Separate and Unequaled: Celebrating the 100th Anniversary of the Negro League.
After the end of the Civil War in 1865 and during the Reconstruction period that followed, organized regional teams of African American and Latino baseball players formed in Eastern and Mid-Atlantic states. Philadelphian Octavius Catto applied on their behalf for membership in the National Association of Baseball Players. The association voted to exclude any club with a black player. Despite their rejection, the teams continued to develop their own regional leagues. These games drew large crowds across the United States.
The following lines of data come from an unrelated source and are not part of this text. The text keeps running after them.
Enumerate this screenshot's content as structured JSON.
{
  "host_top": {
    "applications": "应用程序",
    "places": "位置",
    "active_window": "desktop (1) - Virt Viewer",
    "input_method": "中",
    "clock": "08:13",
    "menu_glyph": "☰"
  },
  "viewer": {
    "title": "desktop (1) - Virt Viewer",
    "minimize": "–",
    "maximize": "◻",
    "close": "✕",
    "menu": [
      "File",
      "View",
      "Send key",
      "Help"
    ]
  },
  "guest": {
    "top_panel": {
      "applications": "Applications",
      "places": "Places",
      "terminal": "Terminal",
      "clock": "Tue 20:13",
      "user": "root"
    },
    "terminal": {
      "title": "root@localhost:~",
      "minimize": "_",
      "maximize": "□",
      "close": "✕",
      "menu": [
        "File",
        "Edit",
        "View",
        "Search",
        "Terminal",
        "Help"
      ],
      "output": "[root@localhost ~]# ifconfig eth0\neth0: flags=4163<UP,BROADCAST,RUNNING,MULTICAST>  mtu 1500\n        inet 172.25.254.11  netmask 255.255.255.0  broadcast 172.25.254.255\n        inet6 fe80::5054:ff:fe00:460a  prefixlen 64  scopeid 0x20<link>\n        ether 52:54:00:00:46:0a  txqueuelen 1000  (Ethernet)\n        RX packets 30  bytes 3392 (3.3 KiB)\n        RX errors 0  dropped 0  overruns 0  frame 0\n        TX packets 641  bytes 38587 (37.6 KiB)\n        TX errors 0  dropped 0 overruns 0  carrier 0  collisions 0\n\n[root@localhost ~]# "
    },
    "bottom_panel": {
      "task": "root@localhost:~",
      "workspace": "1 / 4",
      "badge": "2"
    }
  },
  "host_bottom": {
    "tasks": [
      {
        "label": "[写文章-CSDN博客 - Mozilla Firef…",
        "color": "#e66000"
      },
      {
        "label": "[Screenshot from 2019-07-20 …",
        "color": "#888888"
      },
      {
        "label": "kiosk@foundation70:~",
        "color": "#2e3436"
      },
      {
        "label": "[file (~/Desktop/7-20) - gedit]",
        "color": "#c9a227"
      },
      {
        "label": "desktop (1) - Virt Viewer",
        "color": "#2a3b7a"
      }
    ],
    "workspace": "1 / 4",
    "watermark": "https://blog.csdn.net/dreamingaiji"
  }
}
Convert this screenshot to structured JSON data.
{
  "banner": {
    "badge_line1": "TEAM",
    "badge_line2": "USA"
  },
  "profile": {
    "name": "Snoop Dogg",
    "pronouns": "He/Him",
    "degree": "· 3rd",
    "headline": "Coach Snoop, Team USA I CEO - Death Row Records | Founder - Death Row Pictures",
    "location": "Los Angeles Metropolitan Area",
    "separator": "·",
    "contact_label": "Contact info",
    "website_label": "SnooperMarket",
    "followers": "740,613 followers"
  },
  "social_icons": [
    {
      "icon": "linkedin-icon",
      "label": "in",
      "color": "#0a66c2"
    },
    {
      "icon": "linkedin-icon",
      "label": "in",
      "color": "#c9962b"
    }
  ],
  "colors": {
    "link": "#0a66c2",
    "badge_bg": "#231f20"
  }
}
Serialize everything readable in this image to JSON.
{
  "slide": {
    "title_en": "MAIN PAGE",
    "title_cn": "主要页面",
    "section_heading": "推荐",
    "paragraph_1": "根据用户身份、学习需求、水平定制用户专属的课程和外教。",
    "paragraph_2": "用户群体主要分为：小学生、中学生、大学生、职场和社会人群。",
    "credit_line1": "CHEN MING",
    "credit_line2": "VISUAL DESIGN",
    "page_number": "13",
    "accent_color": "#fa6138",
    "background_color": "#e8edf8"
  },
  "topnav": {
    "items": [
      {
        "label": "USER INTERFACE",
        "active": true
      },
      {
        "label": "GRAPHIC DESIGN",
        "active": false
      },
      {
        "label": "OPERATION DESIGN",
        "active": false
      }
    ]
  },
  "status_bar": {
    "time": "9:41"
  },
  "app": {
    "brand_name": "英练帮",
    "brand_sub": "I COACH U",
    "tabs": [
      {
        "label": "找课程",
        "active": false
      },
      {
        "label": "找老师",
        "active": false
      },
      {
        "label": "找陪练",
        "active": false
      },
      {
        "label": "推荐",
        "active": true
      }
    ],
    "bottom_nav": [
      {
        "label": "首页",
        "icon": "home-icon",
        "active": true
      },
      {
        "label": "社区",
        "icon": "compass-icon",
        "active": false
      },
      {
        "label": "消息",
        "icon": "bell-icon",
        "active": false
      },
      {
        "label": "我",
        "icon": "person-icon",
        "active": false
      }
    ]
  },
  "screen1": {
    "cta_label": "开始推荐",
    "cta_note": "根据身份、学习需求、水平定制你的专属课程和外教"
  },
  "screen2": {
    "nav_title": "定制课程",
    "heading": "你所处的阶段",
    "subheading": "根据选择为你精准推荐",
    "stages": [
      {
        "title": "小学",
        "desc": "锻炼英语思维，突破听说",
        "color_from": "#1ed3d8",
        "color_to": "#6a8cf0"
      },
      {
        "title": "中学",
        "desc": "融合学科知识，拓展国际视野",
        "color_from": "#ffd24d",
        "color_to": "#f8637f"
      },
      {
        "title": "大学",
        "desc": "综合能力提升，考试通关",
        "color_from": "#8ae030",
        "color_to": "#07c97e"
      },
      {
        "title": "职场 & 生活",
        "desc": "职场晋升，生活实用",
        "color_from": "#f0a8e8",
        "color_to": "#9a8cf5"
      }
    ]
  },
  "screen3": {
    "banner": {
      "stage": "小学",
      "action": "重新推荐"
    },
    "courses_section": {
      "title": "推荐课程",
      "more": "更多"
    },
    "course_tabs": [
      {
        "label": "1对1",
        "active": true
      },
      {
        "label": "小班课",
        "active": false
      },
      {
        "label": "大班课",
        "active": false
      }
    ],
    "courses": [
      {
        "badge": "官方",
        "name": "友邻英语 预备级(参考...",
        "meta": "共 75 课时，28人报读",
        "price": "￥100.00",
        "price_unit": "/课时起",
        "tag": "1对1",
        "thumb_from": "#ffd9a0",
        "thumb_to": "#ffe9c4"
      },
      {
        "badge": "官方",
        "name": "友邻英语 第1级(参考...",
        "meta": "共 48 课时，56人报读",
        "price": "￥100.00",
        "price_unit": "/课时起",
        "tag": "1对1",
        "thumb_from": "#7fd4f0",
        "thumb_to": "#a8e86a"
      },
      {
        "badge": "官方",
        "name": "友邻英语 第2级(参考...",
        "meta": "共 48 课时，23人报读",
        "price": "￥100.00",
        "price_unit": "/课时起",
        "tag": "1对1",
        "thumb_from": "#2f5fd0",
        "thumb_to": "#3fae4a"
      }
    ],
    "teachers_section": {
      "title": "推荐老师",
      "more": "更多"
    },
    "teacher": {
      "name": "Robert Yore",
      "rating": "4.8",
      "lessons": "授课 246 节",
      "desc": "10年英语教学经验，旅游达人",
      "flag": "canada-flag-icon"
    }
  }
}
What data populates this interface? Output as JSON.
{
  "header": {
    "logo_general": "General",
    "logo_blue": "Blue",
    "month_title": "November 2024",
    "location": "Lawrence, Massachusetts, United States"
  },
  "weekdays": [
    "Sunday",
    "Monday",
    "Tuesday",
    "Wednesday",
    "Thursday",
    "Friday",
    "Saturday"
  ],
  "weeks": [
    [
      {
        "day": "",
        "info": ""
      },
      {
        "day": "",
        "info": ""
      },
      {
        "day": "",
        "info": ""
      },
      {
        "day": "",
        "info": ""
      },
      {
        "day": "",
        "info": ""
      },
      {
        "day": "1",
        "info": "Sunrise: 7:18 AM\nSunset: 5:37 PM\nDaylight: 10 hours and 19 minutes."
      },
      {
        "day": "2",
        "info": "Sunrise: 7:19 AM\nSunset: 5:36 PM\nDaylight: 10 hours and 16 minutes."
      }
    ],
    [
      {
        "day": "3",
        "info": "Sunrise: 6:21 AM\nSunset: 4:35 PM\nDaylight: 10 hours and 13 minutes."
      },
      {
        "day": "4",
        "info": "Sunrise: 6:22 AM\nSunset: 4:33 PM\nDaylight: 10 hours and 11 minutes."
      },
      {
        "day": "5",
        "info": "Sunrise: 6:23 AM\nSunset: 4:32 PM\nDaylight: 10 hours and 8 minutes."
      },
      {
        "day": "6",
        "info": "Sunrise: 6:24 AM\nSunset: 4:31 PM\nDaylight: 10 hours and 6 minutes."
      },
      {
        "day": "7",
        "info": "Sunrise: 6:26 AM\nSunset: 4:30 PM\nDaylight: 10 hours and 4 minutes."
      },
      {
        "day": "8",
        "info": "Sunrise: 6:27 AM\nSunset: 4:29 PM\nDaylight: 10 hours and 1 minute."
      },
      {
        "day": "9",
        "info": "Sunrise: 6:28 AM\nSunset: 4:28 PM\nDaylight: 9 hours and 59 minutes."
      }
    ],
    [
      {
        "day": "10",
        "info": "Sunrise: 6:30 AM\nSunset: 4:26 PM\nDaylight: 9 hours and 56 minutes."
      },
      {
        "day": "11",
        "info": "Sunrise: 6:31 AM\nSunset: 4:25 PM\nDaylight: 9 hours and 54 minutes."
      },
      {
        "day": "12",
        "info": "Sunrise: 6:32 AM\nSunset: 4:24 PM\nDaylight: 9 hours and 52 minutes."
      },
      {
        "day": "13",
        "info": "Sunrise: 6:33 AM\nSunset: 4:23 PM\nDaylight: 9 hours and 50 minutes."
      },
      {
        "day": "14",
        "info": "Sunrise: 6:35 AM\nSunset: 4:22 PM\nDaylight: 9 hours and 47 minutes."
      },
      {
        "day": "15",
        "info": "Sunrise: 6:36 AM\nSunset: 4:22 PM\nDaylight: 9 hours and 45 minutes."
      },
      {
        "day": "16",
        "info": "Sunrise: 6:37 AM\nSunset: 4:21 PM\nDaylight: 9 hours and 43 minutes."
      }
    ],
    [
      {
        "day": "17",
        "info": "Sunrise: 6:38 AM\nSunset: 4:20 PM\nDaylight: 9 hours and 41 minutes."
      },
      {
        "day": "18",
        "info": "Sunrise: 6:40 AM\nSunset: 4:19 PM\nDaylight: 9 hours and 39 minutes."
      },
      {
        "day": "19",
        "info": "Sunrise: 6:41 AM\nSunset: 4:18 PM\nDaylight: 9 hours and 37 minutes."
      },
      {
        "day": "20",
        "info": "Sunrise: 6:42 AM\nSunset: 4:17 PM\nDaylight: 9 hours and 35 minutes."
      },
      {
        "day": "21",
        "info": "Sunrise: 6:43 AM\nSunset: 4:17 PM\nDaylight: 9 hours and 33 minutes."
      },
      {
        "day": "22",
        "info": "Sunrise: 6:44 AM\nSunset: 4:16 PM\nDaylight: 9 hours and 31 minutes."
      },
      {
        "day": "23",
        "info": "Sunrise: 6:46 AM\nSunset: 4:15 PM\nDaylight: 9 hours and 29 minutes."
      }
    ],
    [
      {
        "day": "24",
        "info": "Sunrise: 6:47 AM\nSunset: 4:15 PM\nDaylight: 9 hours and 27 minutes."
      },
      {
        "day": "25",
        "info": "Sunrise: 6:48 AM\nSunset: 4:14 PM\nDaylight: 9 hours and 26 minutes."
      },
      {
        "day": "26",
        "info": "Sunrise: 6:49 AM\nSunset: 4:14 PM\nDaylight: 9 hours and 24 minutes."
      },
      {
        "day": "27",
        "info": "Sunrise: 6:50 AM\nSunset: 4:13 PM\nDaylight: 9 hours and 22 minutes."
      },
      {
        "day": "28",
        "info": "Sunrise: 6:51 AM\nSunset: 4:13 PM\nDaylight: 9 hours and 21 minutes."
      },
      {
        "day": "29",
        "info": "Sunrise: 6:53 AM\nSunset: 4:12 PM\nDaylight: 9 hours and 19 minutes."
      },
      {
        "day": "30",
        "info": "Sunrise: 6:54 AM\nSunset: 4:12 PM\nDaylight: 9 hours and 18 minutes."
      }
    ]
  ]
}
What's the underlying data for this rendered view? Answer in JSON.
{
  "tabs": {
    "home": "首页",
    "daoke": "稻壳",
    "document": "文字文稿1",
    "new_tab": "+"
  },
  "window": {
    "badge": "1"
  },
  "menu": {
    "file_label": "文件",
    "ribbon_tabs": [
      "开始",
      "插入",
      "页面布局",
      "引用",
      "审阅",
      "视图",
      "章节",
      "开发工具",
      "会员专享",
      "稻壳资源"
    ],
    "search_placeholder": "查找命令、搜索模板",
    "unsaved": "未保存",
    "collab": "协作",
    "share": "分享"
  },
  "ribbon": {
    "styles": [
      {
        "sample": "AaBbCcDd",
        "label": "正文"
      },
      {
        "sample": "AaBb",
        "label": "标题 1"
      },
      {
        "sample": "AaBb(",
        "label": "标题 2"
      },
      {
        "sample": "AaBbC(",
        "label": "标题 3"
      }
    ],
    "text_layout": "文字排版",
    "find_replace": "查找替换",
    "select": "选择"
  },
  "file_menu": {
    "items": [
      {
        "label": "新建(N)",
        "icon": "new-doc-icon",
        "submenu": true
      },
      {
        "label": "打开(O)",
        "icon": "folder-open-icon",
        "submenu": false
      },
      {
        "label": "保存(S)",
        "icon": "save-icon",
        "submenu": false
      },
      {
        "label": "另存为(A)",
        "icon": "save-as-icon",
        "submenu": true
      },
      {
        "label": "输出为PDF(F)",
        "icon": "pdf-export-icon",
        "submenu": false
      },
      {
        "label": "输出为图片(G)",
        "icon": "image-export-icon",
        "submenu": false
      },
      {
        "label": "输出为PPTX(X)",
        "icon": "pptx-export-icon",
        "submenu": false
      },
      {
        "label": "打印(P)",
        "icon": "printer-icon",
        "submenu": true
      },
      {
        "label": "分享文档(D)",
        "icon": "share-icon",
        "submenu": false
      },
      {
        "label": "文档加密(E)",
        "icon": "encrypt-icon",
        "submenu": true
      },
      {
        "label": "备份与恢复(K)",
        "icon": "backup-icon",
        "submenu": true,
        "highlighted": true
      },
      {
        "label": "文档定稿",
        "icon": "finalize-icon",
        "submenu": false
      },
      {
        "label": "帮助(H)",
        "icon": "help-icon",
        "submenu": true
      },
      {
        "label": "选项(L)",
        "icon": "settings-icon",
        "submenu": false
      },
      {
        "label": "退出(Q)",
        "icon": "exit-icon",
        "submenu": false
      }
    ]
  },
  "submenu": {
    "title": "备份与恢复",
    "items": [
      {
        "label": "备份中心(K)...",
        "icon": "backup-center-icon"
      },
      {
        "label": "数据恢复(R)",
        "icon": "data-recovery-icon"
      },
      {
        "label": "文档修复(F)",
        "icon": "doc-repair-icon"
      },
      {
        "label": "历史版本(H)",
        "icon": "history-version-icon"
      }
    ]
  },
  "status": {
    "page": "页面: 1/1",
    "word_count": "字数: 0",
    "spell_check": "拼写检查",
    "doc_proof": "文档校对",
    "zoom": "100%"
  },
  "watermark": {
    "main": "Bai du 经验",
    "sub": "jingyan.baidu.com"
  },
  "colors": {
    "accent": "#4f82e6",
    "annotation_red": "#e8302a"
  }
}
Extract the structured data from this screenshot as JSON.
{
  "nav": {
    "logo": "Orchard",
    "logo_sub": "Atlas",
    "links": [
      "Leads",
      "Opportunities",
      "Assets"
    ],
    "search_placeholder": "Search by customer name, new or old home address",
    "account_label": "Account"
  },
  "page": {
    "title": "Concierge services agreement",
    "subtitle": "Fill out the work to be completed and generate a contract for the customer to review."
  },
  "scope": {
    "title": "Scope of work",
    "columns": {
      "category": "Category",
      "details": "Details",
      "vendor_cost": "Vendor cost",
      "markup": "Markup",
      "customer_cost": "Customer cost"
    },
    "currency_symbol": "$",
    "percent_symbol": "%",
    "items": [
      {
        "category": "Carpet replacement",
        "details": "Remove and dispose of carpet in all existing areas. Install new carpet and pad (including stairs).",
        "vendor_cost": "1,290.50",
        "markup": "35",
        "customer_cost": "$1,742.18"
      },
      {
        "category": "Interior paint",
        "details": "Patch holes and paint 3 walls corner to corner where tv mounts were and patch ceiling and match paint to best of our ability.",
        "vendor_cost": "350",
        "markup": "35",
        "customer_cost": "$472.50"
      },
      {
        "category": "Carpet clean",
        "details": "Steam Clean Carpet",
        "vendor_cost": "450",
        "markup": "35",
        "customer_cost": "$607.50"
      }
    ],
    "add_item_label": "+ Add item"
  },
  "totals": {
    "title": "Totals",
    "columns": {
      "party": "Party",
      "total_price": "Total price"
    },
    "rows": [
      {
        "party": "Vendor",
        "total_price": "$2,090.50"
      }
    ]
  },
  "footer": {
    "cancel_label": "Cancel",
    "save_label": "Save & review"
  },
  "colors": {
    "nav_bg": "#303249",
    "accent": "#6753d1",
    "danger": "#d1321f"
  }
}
On February 13, 1920, former baseball player and manager Andrew “Rube” Foster gathered eight other independent African American team owners to form the official Negro National Baseball League. Rival leagues then formed in Eastern and Southern states. This brought teams to major urban centers and rural towns in the U.S., Canada, and Latin America. The leagues set a high level of professional skill and became centerpieces for economic development in many black communities, including here in Harrisburg.
Until 1947, when Jackie Robinson signed with the Brooklyn Dodgers, Negro Leagues were the only options for African American and Latino baseball players. Many players on Negro League teams are remembered by baseball historians as equally talented as those playing in the all-white Major Leagues. While Robinson’s signing with the Dodgers marked the beginning of the end of segregation in baseball, it was another 15 years before all Major League teams had even a single black player.
The 100th anniversary of the formation of the Negro National Baseball League is especially important to Harrisburg thanks to the proud history of the Harrisburg Giants. The Giants joined the Eastern Colored League in 1924 with Hall of Fame center fielder Oscar Charleston as playing manager. They played with the Eastern League through 1927.
Newly Reopened Museum Celebrates Baseball History, by Joseph and Barrie Ann George, The Carlisle Sentinel, June 17, 2020
Diamonds are Forever: Susquehanna Art Museum exhibition honors Negro League centennial, by Diane McCormick, The Burg, May 1, 2020
Third in the Burg
Friday, October 16, 2020
5:00 – 8:00 pm